A SHOPPING trip with the girls wouldn’t have in the past been my idea of a great day out.
But when the trip was to Dubai and was sure to include a posh-nosh lunch and the chance to swan around the glitzy Dubai shopping malls, I couldn’t resist.
One of the attractions of Abu Dhabi is that it is just over an hour’s drive to Dubai, offering any bored expat wife the required respite from sleepy suburban life in Abu Dhabi.
Being a Dubai virgin, I happily trailed on the coat-tails of my shopping pals, who seemed to know exactly where to go for the bargains.
“Karamah,” was the order to the taxi driver. I presumed this was an outlet or department store but instead was surprised to see that the name referred to an area which had streets and streets of single-storey shops.
Dotted here and there with ‘indoor’ areas, made indoor by the use of large sheets of Perspex as makeshift roofs.
Overdressed and underwhelmed, I disembarked the cab and walked gingerly behind my pals, who were fast becoming like hounds who had smelt blood. Their steps quickened, their eyes flashed and the 52C heat and sickening humidity was making this shopping trip more of a mission than a mosey.
My shins pierced by the mid-morning sun, entering the first shop through the hard plastic streamers was heaven. The cool A/C calmed my scorched skin and although the water cooler looked a little worse for wear it stood in the back of the shop like a mirage in the desert.

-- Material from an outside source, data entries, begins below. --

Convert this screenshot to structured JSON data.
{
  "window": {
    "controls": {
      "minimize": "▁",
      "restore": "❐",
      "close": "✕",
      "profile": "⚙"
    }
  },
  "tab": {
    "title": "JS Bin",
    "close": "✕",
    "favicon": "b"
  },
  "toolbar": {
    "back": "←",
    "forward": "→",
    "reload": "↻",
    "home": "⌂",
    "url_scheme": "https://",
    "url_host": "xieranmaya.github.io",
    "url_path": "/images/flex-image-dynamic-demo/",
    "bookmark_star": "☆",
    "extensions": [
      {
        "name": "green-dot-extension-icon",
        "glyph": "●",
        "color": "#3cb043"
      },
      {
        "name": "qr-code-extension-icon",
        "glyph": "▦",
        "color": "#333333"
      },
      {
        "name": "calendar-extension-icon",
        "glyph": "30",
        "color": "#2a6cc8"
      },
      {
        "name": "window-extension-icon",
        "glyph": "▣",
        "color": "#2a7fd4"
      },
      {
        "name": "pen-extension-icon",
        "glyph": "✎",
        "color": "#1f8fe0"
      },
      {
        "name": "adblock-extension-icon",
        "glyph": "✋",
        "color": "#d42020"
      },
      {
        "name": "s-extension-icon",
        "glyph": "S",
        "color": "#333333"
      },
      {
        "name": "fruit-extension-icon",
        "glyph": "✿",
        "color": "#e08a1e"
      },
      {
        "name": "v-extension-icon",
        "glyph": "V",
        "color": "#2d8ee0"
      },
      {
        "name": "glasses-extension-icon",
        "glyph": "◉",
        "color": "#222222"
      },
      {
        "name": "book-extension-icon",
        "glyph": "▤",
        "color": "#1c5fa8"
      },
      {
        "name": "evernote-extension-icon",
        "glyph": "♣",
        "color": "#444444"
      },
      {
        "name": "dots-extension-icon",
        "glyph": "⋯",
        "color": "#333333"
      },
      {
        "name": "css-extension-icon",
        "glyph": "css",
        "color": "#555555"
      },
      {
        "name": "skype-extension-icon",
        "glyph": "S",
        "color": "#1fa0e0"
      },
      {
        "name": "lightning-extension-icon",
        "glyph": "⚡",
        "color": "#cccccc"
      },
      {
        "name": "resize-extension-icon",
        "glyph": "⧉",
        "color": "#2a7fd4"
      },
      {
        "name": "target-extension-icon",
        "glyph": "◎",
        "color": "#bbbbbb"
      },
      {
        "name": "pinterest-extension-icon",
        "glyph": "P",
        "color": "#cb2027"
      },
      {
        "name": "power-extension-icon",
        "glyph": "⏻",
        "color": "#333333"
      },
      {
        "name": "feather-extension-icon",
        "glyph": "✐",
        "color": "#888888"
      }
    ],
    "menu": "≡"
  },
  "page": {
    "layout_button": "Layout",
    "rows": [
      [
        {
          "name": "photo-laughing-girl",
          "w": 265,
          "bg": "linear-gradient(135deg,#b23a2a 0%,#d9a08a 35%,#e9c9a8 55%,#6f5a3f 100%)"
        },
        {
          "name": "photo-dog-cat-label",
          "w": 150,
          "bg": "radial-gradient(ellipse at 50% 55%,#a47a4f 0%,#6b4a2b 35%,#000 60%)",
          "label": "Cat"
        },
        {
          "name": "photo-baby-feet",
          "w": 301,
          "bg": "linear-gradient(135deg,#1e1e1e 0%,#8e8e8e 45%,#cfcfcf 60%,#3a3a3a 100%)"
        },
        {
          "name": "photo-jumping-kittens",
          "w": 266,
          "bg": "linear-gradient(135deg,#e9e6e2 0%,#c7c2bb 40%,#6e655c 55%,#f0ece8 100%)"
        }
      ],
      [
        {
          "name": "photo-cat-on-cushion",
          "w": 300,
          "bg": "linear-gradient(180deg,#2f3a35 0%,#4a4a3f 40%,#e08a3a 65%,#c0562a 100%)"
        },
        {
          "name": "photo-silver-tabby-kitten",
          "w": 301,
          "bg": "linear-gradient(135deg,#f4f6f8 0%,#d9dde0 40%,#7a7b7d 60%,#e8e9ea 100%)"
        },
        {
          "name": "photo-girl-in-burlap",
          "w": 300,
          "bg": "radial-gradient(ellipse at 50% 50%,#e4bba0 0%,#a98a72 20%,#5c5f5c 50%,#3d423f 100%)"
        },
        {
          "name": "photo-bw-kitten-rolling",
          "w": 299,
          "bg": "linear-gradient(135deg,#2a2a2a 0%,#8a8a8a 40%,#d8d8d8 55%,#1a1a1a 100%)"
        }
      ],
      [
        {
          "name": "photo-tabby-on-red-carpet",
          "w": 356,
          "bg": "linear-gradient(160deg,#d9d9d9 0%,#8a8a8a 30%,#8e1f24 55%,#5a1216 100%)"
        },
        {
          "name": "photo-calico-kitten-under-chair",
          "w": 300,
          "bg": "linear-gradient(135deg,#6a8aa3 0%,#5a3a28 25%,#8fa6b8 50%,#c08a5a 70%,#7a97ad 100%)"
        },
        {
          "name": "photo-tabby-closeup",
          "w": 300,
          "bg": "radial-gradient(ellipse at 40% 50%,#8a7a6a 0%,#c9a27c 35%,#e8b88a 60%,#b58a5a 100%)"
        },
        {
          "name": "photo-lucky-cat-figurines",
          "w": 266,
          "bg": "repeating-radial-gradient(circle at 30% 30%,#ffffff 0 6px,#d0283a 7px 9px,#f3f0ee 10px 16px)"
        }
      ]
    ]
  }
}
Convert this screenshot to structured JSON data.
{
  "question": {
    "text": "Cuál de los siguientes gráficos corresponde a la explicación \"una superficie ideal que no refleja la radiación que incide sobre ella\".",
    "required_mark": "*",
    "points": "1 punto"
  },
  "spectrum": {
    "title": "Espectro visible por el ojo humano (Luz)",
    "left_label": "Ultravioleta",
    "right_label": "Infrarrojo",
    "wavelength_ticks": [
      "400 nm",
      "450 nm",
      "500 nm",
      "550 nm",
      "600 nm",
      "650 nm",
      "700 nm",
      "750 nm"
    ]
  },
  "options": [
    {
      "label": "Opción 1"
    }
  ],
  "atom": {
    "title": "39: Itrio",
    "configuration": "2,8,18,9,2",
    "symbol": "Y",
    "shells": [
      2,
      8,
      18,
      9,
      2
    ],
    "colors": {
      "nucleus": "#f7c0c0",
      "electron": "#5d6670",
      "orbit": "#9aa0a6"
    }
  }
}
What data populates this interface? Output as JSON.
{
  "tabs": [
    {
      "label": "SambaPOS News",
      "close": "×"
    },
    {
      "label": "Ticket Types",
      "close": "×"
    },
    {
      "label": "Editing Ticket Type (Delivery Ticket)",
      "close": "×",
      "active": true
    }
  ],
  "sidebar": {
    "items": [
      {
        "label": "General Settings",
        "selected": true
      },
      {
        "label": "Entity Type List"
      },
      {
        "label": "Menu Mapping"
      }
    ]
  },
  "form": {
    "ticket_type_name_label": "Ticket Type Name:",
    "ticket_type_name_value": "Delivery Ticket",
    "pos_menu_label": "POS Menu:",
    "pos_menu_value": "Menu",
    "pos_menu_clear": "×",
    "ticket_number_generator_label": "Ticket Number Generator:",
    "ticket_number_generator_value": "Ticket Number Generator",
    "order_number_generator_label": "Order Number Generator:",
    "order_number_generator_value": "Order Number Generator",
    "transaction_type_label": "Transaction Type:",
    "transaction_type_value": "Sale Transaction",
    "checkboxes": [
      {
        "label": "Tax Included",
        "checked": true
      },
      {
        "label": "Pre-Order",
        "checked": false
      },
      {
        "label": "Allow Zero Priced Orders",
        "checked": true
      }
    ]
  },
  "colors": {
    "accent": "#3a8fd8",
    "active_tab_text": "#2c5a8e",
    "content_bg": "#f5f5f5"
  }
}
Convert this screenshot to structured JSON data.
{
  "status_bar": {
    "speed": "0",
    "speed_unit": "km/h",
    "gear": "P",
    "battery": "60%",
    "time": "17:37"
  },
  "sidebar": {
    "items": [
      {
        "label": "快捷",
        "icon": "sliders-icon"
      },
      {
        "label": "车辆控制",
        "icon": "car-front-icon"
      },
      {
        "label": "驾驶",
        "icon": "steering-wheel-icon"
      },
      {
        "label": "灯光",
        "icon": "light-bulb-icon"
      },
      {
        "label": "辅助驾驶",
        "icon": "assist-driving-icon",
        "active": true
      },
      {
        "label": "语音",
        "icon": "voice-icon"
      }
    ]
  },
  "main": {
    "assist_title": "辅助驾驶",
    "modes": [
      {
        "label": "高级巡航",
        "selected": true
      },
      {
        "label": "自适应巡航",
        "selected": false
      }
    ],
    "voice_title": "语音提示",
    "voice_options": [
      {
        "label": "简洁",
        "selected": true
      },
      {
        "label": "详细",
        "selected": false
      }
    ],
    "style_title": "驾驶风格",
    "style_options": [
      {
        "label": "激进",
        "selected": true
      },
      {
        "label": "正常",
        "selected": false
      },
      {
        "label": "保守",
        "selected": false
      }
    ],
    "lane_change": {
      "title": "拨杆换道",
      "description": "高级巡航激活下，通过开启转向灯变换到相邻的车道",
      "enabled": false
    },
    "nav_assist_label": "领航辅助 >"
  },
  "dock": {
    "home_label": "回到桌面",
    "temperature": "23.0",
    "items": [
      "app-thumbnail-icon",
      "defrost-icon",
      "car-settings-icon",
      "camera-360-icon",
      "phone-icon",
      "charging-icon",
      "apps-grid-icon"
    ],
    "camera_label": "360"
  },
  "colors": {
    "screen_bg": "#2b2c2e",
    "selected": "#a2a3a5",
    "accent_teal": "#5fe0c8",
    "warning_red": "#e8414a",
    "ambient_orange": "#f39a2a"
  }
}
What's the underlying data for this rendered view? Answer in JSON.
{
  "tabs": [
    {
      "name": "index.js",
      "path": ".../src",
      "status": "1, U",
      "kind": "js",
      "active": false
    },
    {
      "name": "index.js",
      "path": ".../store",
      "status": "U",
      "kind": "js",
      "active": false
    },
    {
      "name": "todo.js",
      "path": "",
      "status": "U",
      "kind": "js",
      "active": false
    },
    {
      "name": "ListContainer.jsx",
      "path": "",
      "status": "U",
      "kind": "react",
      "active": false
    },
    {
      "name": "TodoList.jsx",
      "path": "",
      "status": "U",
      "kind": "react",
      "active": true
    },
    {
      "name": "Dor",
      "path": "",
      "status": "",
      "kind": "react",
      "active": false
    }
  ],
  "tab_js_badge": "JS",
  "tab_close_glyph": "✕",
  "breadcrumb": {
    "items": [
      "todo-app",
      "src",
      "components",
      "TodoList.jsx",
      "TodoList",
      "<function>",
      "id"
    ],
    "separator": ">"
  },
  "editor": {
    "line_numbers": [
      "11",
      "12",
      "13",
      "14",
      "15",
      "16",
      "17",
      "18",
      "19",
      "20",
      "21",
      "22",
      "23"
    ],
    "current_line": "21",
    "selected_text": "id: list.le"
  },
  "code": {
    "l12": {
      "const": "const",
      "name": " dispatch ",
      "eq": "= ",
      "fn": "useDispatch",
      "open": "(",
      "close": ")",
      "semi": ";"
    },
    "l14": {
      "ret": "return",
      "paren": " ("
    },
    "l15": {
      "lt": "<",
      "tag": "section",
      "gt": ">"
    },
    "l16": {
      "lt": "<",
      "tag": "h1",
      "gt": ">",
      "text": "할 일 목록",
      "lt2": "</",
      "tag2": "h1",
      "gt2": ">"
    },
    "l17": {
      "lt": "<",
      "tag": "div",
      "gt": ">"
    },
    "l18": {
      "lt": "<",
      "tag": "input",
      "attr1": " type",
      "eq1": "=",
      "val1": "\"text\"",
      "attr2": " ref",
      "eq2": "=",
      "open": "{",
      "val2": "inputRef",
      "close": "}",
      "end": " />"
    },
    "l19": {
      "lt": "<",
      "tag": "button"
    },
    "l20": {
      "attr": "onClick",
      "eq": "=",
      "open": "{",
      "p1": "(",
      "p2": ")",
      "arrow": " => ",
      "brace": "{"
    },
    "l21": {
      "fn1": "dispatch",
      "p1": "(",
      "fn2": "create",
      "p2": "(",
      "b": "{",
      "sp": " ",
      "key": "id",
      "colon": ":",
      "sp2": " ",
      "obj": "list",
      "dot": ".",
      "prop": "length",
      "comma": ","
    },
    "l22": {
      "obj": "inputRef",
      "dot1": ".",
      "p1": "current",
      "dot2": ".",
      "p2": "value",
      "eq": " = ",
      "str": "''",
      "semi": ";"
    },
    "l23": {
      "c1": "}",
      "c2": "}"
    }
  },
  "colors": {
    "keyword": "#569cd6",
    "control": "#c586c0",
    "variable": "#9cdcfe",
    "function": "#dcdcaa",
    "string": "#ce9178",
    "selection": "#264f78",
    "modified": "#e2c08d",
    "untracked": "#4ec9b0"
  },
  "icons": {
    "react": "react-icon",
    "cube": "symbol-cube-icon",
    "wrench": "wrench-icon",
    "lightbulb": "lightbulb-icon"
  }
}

It was impossible not to be moved by the beautiful handbags within. The Bangladeshi shop assistant hovered around us, calling, “Mulberry, Jimmy Choo, Chanel, Gucci, Marc Jacobs, what you like, I help you.”
I was just getting acquainted with a classy little Chloe number and while the price was favourable, the quality was a little dubious, it looked perfect but felt plastic. I pawed and fingered the clutch before finally expressing my concern.
“I understand, ma’am, I can see now, you want real copy, this I have, please follow me.”
Leaving my pals downstairs, I followed him into the back section of the shop, where he revealed a simple wooden ladder.
“You first,” said the assistant. Aware of my bubbling cellulite, I took to the ladder and felt his breath on the backs of my legs as we climbed up to a claustrophobic loft with a stifling smell of leather.
Had I been blindfolded the atmosphere would have indicated that I was in some sort of torture/pleasure chamber with leather trimmings. With my eyes wide open, the beautifully finished handbags, exact copies made with the highest quality leather, oozed sex appeal. The only torture was having to decide which one would be mine.
I touched, smelled and felt each one before nailing it down to a final three. Greed and wont made it impossible to have just one — ironically the very reason I emigrated to the Middle East, to support a portfolio of unrentable property in Ireland.
My pleasure passed, the ugly side of the transaction ensued. We haggled to and fro for almost 20 minutes about money, which cheapened the earlier enjoyment.
The day continued in this vein, leaving me tired and spent. Lunch didn’t transpire, but on the way home we stopped off at the Golden Arches for a Big Mac and fries. All of us happy with our purchases and I was extra happy because I knew their bags were fake fake and mine was a real fake.